References Cited in the file of this patent UNITED STATES PATENTS Number Name Date 1,475,024 Morgan Nov. 20, 1923 1,558,906 Milliken Oct. 27, 1925 1,756,144 Ames Apr. 29, 1930 2,375,121 McClellan May 1, 1945 2,409,957 Reynolds Oct. 22, 1946 2,491,888 SteiTen Apr. 8, 1952 FOREIGN PATENTS Number Country Date 110,403 Australia May 2, 1940

Patent Citations
Cited PatentFiling datePublication dateApplicantTitle
US1475024 *Feb 27, 1922Nov 20, 1923Morgan Garrett ATraffic signal
US1558906 *Feb 21, 1922Oct 27, 1925Foster MillikenStreet signal lamp
US1756144 *May 12, 1924Apr 29, 1930Arthur R AmesTraffic signal
US2375121 *Dec 7, 1942May 1, 1945Mcclellan Glenn HMobile traffic control signal device
US2409957 *Sep 15, 1944Oct 22, 1946Reynolds HowardSignal flash
US2491888 *May 12, 1948Dec 20, 1949Freem Amusements IncElectric game
AU110403B * Title not available
Referenced by
Citing PatentFiling datePublication dateApplicantTitle
US5103205 *Jun 29, 1990Apr 7, 1992Halligan Robert CTraffic warning and directional information apparatus
US5450058 *Feb 4, 1994Sep 12, 1995Collier; Stanton E.System and method of deploying a hazard sign from a moving vehicle
US6104313 *Aug 10, 1999Aug 15, 2000Boyd, Ii; John F.Portable automated flagman
US6169477Dec 9, 1998Jan 2, 2001Marco FiatoCombined storage and safety device
US6948446Jun 18, 2003Sep 27, 2005Rts, LlcReflective arrowhead traffic sign apparatus
US7370602May 24, 2004May 13, 2008Rts, LlcReflective arrowhead traffic sign apparatus with magnetic mounting
WO1992004206A1 *Sep 6, 1991Mar 7, 1992Bolan Trading IncHazard warning device
Classifications

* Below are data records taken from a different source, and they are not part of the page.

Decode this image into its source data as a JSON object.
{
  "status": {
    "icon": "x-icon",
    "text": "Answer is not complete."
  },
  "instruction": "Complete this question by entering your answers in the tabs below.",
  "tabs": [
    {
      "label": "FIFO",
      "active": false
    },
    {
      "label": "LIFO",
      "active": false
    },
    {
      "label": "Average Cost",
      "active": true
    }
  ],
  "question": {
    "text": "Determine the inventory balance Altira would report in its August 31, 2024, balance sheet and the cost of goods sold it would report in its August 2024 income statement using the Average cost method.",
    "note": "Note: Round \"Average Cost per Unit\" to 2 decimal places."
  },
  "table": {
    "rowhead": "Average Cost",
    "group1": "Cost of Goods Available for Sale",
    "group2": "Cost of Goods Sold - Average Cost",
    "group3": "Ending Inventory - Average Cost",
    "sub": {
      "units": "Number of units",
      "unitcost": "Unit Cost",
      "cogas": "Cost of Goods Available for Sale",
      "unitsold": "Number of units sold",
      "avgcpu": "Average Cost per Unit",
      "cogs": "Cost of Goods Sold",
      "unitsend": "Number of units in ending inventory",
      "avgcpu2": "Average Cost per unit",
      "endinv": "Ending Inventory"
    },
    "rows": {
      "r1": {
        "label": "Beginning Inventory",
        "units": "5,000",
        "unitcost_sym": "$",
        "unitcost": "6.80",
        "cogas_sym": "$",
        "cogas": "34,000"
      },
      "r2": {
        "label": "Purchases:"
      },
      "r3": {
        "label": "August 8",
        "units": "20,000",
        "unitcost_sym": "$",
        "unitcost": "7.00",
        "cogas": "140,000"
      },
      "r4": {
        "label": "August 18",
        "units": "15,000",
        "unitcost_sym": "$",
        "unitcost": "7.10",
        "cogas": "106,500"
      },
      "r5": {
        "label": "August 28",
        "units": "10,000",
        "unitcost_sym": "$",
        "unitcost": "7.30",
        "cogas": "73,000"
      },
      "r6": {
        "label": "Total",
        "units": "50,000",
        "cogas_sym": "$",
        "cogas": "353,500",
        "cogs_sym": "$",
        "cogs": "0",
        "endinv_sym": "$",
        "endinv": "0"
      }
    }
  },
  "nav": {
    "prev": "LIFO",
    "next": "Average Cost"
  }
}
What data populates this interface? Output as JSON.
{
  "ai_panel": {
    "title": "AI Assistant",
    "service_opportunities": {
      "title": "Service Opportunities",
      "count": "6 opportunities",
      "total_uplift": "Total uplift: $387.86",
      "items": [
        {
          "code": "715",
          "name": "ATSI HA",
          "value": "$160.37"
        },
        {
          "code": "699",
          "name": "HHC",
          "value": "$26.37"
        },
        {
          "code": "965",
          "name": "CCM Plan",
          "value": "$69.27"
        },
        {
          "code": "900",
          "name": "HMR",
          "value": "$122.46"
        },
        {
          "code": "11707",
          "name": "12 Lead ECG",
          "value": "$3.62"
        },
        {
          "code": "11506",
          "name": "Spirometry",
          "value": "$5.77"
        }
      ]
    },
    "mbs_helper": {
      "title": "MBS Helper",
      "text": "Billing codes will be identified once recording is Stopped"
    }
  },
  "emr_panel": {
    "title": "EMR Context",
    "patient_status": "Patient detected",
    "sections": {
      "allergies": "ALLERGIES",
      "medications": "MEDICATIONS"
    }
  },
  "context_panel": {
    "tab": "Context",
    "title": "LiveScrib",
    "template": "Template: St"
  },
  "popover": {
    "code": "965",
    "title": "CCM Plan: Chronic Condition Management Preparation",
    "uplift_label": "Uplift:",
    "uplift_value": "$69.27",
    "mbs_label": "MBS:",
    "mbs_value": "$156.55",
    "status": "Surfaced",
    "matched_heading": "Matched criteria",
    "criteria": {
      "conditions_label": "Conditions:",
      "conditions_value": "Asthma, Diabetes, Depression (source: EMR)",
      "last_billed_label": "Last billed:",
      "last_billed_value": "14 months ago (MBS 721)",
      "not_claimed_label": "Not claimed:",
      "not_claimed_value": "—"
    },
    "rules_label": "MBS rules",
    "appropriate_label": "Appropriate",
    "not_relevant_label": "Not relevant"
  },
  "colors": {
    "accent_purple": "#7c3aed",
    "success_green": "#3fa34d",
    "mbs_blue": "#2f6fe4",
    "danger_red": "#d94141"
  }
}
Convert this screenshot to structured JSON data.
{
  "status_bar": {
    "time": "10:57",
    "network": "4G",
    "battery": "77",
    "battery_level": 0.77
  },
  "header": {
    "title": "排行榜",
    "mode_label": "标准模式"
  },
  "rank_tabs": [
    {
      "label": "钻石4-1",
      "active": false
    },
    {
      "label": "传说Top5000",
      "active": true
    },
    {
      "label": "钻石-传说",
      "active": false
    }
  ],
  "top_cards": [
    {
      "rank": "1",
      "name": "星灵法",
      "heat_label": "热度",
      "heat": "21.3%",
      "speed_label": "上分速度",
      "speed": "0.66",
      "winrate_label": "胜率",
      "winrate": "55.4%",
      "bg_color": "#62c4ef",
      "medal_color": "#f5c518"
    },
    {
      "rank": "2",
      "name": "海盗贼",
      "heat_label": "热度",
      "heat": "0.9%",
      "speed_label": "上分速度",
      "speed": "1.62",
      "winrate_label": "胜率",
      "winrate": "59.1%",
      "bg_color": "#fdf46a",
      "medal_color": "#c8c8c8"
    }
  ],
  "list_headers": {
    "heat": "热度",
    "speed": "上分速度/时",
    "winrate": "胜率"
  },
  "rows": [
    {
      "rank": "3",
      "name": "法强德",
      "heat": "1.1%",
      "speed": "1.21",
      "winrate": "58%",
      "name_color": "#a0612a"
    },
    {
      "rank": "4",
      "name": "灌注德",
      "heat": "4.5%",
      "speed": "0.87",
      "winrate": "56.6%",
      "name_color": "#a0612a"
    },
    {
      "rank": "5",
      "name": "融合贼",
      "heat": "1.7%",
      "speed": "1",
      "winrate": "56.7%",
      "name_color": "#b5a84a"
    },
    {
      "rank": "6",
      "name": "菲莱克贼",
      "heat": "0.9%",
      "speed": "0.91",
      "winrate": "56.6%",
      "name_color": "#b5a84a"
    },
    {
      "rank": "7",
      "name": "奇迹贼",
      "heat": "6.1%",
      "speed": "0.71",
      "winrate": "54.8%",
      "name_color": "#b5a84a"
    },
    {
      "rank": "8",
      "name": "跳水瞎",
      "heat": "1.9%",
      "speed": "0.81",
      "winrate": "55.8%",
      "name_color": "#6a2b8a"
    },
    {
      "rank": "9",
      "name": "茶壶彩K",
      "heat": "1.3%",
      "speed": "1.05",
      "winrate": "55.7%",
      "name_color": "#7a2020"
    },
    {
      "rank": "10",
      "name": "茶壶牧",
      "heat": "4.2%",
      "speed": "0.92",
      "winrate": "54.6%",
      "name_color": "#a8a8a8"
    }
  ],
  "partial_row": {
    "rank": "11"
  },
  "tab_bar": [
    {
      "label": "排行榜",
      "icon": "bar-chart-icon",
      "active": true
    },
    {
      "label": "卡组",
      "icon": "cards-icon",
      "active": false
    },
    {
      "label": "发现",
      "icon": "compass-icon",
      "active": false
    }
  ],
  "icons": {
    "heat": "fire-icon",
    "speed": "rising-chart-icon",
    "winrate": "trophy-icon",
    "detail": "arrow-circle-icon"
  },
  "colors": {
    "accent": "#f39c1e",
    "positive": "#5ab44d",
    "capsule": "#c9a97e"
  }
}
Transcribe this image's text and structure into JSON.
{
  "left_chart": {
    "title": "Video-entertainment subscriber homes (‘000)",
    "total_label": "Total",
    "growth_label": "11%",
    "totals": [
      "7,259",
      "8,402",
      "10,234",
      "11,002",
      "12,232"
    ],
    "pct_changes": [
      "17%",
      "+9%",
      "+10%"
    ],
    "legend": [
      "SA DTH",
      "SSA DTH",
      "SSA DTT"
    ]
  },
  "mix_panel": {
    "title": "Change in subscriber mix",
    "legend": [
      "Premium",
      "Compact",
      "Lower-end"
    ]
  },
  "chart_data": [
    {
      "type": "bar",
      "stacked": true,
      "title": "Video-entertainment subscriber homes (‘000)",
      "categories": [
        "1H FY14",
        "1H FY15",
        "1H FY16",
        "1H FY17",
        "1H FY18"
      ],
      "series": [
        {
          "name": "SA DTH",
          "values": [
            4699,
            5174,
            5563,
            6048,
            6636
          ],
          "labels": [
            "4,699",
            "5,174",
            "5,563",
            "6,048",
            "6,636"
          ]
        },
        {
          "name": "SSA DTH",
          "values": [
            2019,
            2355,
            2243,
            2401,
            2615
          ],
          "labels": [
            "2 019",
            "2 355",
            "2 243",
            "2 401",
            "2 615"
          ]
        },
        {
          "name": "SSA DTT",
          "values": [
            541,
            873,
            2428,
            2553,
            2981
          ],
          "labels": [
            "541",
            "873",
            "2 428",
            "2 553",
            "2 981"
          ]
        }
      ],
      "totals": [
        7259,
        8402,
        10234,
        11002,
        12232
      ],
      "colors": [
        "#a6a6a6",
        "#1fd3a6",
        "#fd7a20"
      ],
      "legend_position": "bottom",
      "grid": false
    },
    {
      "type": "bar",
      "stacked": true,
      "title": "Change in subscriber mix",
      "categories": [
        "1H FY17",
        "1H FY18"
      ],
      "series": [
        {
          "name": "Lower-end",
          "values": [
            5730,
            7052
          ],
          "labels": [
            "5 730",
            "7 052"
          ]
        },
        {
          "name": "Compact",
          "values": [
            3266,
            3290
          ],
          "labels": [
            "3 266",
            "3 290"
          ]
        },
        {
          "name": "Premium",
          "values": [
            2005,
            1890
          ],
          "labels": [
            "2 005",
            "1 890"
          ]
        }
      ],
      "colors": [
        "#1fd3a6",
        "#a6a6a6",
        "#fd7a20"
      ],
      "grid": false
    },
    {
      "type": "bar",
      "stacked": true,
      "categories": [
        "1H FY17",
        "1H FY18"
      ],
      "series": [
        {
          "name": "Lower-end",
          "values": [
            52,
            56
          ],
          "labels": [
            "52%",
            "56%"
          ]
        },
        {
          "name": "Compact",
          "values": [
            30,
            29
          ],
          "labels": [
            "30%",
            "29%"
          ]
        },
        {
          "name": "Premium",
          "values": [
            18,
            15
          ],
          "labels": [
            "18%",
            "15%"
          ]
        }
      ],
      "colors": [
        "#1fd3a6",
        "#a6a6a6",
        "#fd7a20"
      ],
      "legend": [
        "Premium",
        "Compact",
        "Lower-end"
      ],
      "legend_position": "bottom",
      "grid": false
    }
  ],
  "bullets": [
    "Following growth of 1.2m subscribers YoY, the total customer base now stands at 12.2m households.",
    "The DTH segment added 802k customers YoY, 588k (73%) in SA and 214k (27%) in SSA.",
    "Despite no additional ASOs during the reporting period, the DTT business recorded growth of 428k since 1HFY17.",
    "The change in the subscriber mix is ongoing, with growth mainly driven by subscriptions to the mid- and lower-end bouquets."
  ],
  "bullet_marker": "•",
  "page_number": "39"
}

U.S. Classification340/908, D10/113.4, D10/114.1
International ClassificationB60Q7/00
Cooperative ClassificationB60Q7/00
European ClassificationB60Q7/00